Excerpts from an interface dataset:
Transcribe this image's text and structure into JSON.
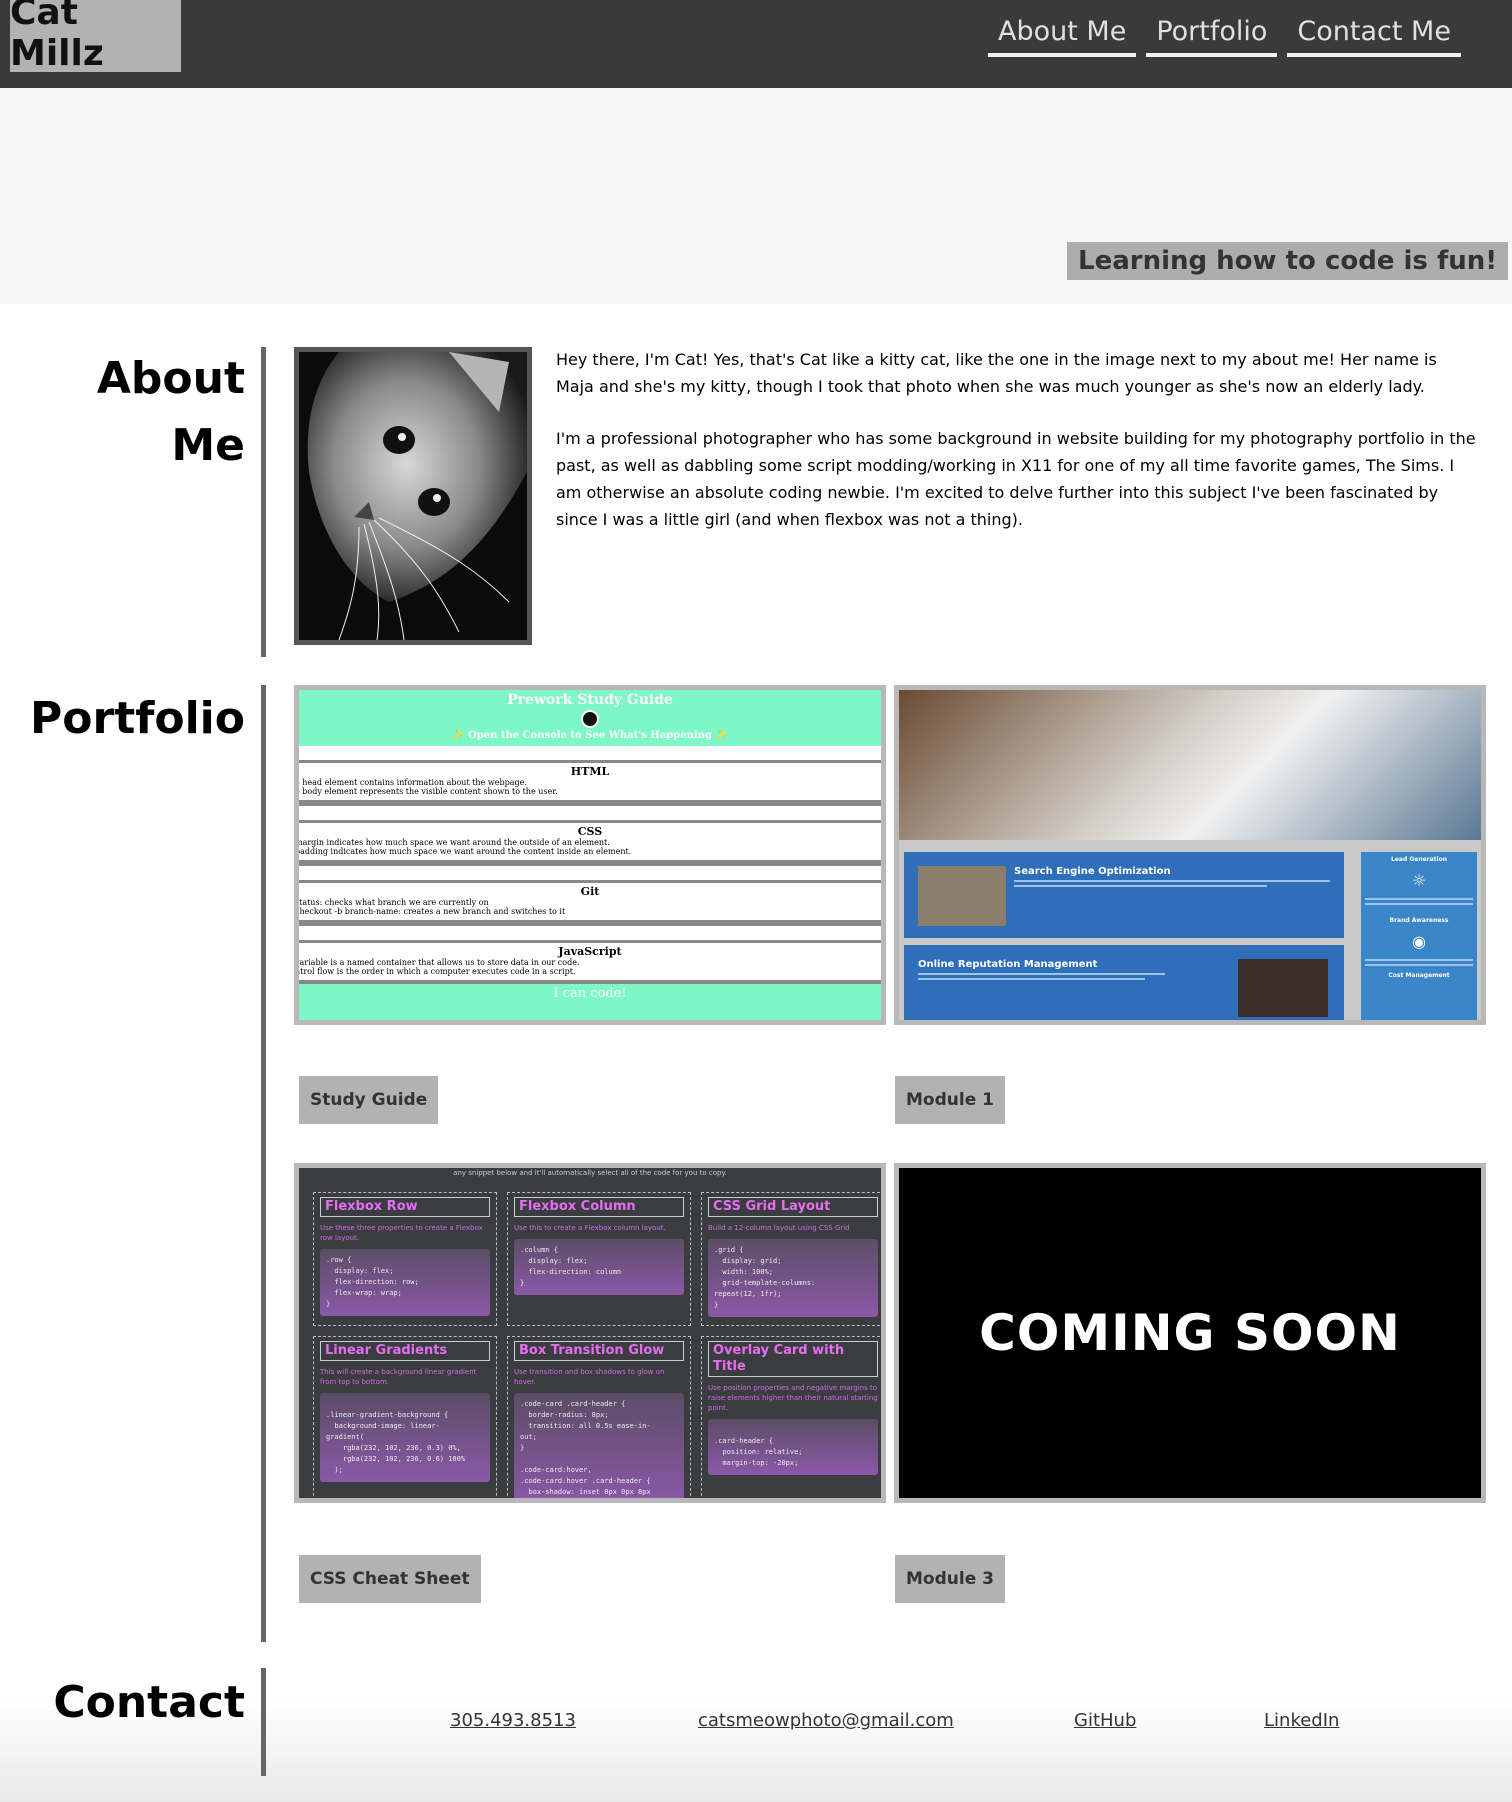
{
  "header": {
    "brand": "Cat Millz",
    "nav": [
      "About Me",
      "Portfolio",
      "Contact Me"
    ]
  },
  "hero": {
    "tagline": "Learning how to code is fun!"
  },
  "about": {
    "title": "About Me",
    "paragraphs": [
      "Hey there, I'm Cat! Yes, that's Cat like a kitty cat, like the one in the image next to my about me! Her name is Maja and she's my kitty, though I took that photo when she was much younger as she's now an elderly lady.",
      "I'm a professional photographer who has some background in website building for my photography portfolio in the past, as well as dabbling some script modding/working in X11 for one of my all time favorite games, The Sims. I am otherwise an absolute coding newbie. I'm excited to delve further into this subject I've been fascinated by since I was a little girl (and when flexbox was not a thing)."
    ]
  },
  "portfolio": {
    "title": "Portfolio",
    "projects": [
      {
        "label": "Study Guide"
      },
      {
        "label": "Module 1"
      },
      {
        "label": "CSS Cheat Sheet"
      },
      {
        "label": "Module 3"
      }
    ],
    "study_guide_preview": {
      "title": "Prework Study Guide",
      "subtitle": "✨ Open the Console to See What's Happening ✨",
      "blocks": [
        {
          "heading": "HTML",
          "lines": [
            "e head element contains information about the webpage.",
            "e body element represents the visible content shown to the user."
          ]
        },
        {
          "heading": "CSS",
          "lines": [
            "margin indicates how much space we want around the outside of an element.",
            "padding indicates how much space we want around the content inside an element."
          ]
        },
        {
          "heading": "Git",
          "lines": [
            "status: checks what branch we are currently on",
            "checkout -b branch-name: creates a new branch and switches to it"
          ]
        },
        {
          "heading": "JavaScript",
          "lines": [
            "variable is a named container that allows us to store data in our code.",
            "ntrol flow is the order in which a computer executes code in a script."
          ]
        }
      ],
      "footer": "I can code!"
    },
    "module1_preview": {
      "box1_title": "Search Engine Optimization",
      "box2_title": "Online Reputation Management",
      "side_title_1": "Lead Generation",
      "side_title_2": "Brand Awareness",
      "side_title_3": "Cost Management"
    },
    "cheatsheet_preview": {
      "top_text": "any snippet below and it'll automatically select all of the code for you to copy.",
      "cells": [
        {
          "title": "Flexbox Row",
          "desc": "Use these three properties to create a Flexbox row layout.",
          "code": ".row {\n  display: flex;\n  flex-direction: row;\n  flex-wrap: wrap;\n}"
        },
        {
          "title": "Flexbox Column",
          "desc": "Use this to create a Flexbox column layout.",
          "code": ".column {\n  display: flex;\n  flex-direction: column\n}"
        },
        {
          "title": "CSS Grid Layout",
          "desc": "Build a 12-column layout using CSS Grid",
          "code": ".grid {\n  display: grid;\n  width: 100%;\n  grid-template-columns:\nrepeat(12, 1fr);\n}"
        },
        {
          "title": "Linear Gradients",
          "desc": "This will create a background linear gradient from top to bottom.",
          "code": "\n.linear-gradient-background {\n  background-image: linear-\ngradient(\n    rgba(232, 102, 236, 0.3) 0%,\n    rgba(232, 102, 236, 0.6) 100%\n  );"
        },
        {
          "title": "Box Transition Glow",
          "desc": "Use transition and box shadows to glow on hover.",
          "code": ".code-card .card-header {\n  border-radius: 8px;\n  transition: all 0.5s ease-in-\nout;\n}\n\n.code-card:hover,\n.code-card:hover .card-header {\n  box-shadow: inset 0px 0px 8px"
        },
        {
          "title": "Overlay Card with Title",
          "desc": "Use position properties and negative margins to raise elements higher than their natural starting point.",
          "code": "\n.card-header {\n  position: relative;\n  margin-top: -20px;"
        }
      ]
    },
    "module3_preview": {
      "text": "COMING SOON"
    }
  },
  "contact": {
    "title": "Contact",
    "phone": "305.493.8513",
    "email": "catsmeowphoto@gmail.com",
    "github": "GitHub",
    "linkedin": "LinkedIn"
  },
  "colors": {
    "header_bg": "#3a3a3a",
    "accent_gray": "#b2b2b2",
    "mint": "#7ef7c6",
    "seo_blue": "#2f6eb8",
    "cheat_purple": "#e36ff0"
  }
}
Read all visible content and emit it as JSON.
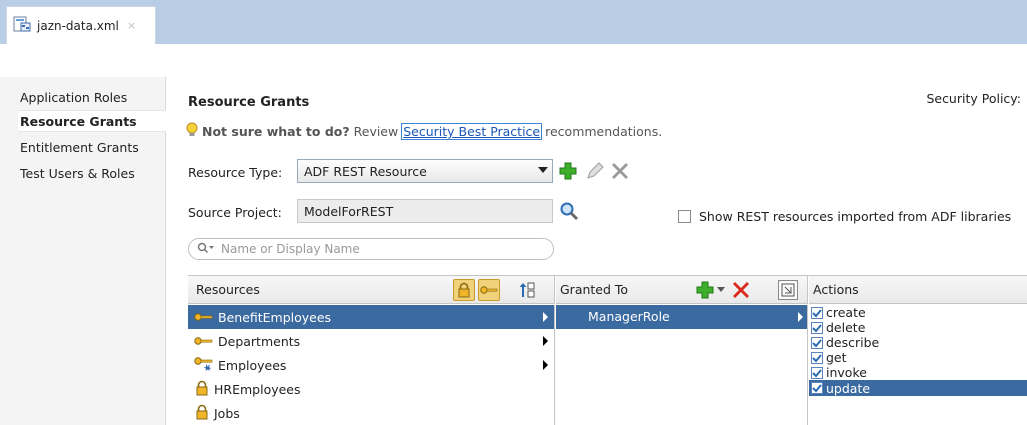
{
  "tab": {
    "title": "jazn-data.xml",
    "close": "×"
  },
  "nav": {
    "items": [
      {
        "label": "Application Roles",
        "active": false
      },
      {
        "label": "Resource Grants",
        "active": true
      },
      {
        "label": "Entitlement Grants",
        "active": false
      },
      {
        "label": "Test Users & Roles",
        "active": false
      }
    ]
  },
  "header": {
    "title": "Resource Grants",
    "policy_label": "Security Policy:"
  },
  "hint": {
    "bold": "Not sure what to do?",
    "text": "Review",
    "link": "Security Best Practice",
    "tail": "recommendations."
  },
  "resource_type": {
    "label": "Resource Type:",
    "value": "ADF REST Resource"
  },
  "source_project": {
    "label": "Source Project:",
    "value": "ModelForREST"
  },
  "show_rest_checkbox": {
    "label": "Show REST resources imported from ADF libraries",
    "checked": false
  },
  "filter": {
    "placeholder": "Name or Display Name"
  },
  "grid": {
    "resources_header": "Resources",
    "granted_header": "Granted To",
    "actions_header": "Actions",
    "resources": [
      {
        "name": "BenefitEmployees",
        "icon": "key-icon",
        "selected": true,
        "has_arrow": true
      },
      {
        "name": "Departments",
        "icon": "key-icon",
        "selected": false,
        "has_arrow": true
      },
      {
        "name": "Employees",
        "icon": "key-star-icon",
        "selected": false,
        "has_arrow": true
      },
      {
        "name": "HREmployees",
        "icon": "lock-icon",
        "selected": false,
        "has_arrow": false
      },
      {
        "name": "Jobs",
        "icon": "lock-icon",
        "selected": false,
        "has_arrow": false
      }
    ],
    "granted": [
      {
        "name": "ManagerRole",
        "selected": true
      }
    ],
    "actions": [
      {
        "name": "create",
        "checked": true,
        "selected": false
      },
      {
        "name": "delete",
        "checked": true,
        "selected": false
      },
      {
        "name": "describe",
        "checked": true,
        "selected": false
      },
      {
        "name": "get",
        "checked": true,
        "selected": false
      },
      {
        "name": "invoke",
        "checked": true,
        "selected": false
      },
      {
        "name": "update",
        "checked": true,
        "selected": true
      }
    ]
  },
  "colors": {
    "selection": "#3b6aa0",
    "tabstrip": "#b9cde5",
    "add_green": "#3fae2a",
    "delete_red": "#d9281c",
    "link": "#1a56b8"
  }
}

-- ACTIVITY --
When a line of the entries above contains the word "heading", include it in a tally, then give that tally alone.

-- EXPECTED OUTPUT --
4